Since its beginning time culture has revolved around dialogue: it grew out of a lifelong conversation between Morten and I and has been nourished by plenty of other conversations along the way. A first impetus was provided by Dougald Hine’s invitation to write a piece for Despatches from to Invisible Revolution2 (this was the essay that became Repossessing the future) and it was sustained by further dialogue with friends and strangers both online and in first life.
Thank you to everyone who has pollinated this project whether through engaging with the ideas or helping us raise the little bit of money that was needed to produce this publication.

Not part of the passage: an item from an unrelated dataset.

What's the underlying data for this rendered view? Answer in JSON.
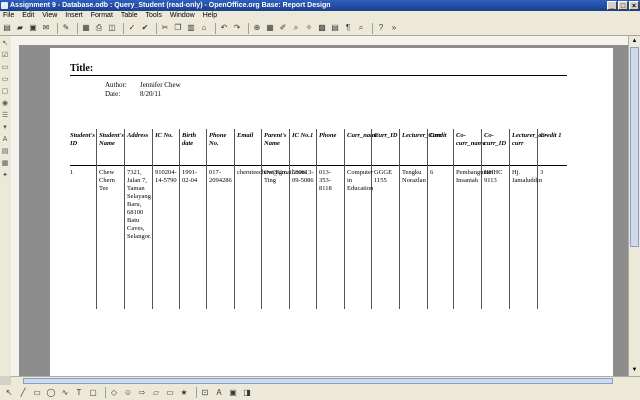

It is our hope that this pamphlet, our online home (www.time-culture.net), and continuing dialogue go some way in providing a platform and a language for building a new time culture.
It has been a thoroughly rewarding process to edit this text. Revisiting the key ideas has brought out a new depth and clarified insights that I had previously glanced only sideways. A new time culture means (re)grounding our relationship with time. And this in turn asks us to find ways of comprehending the multiplicity of temporalities that unfold in our surroundings. Morten is discovering a set of effective conceptual tools which we can use as a stepping stone into new analytic and perceptual practices – a set of tools within the larger kit we need to reconnect with the time of nature and our planet.
Special thanks go to Peter Holm-Jensen3: it is out of his generosity and sublime feel for language that you are reading these words.
—Jeppe Graugaard, Norwich, 09/02/13
1 Morten Svenstrup (2012) Tid, kunst og samfund – Et bidrag til kompositionen af en ny tidskultur. MA thesis.
2 D. Hine and K. Kahn-Harris (Eds) Despatches from to Invisible Revolution – New Public Thinking #1: Reflections on 2011. PediaPress, 2012